Meanwhile, most Republican lawmakers, unlike the officials who testified Tuesday, have been cowed by Trump into embracing or at least tolerating his lies. The Washington Post reported last week that more than 1,000 GOP candidates around the country have questioned Biden’s victory, backed efforts to challenge it, or downplayed the significance of January 6.
Others, like House Speaker Kevin McCarthy (R-Calif.) are working to undermine the committee and change the subject. McCarthy has indicated he will eliminate the panel if the Republicans take over the House this fall.
Trump is still actively trying to demonize and ruin officials who dared to defy him. On Tuesday, he issued a statement calling Arizona Speaker Bowers a “RINO” and claiming Bowers had agreed with his election-fraud claims in 2020. This was a lie, Bowers insisted. And though Trump failed badly in his efforts to oust Kemp and Raffensperger in this month’s elections, he may fare better against Rep. Liz Cheney (R-Wyo.), the committee’s outspoken vice chair. Cheney trails in polls to a primary challenger. Because she challenged Trump’s lies, she looks likely to lose her seat.

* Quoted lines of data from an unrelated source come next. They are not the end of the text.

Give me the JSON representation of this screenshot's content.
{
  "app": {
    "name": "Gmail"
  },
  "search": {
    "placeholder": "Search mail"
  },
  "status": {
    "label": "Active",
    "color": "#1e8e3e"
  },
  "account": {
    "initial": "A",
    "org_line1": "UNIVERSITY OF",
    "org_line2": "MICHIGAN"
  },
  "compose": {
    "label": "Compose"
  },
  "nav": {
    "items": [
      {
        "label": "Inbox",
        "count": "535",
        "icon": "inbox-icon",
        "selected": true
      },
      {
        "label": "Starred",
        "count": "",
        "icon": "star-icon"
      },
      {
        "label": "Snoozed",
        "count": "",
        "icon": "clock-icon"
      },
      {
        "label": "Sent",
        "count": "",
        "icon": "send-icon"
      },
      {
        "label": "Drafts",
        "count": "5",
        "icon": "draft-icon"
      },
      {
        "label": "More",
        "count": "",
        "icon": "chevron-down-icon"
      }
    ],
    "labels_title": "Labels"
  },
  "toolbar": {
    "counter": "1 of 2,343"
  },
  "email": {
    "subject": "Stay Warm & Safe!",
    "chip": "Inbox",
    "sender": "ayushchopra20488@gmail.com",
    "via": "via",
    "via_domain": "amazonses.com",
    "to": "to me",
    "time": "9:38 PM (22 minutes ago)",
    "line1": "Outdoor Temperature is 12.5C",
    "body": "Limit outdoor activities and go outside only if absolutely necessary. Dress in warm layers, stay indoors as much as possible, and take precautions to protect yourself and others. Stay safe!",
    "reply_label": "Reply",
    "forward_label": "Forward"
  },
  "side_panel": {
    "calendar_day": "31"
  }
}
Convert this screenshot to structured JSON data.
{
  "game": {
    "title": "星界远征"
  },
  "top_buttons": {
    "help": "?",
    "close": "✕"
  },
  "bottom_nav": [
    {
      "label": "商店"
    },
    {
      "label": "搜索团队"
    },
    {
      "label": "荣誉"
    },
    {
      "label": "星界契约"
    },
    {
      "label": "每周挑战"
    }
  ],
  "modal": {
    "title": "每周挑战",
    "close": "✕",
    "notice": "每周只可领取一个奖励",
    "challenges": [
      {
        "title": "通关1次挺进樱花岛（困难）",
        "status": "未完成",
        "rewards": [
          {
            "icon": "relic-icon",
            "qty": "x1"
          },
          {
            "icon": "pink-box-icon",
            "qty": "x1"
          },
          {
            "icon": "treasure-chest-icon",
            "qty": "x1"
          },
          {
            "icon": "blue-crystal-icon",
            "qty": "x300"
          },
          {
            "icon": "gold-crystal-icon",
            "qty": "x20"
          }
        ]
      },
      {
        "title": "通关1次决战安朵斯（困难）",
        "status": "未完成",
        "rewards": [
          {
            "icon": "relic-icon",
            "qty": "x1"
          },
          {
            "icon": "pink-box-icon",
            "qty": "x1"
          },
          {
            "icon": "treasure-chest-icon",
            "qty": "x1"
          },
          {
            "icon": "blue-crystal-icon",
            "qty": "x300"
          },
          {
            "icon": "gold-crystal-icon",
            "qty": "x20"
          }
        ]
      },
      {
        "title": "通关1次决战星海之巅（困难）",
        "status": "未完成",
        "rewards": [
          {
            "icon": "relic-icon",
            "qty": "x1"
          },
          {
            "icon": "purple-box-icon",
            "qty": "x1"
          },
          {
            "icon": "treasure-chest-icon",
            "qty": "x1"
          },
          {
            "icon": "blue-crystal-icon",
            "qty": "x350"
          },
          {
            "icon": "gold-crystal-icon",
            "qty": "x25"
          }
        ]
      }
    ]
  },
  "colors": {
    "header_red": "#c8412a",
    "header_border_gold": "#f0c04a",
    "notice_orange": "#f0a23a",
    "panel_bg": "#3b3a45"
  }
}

The groundwork Trump and his minions have laid in various states since 2020 raises the likelihood that the next coup attempt, by him or someone else, could succeed. “The system held, but barely,” Rep. Adam Schiff (D-Calif.) said on Tuesday. “And the questions remains, will it hold again?”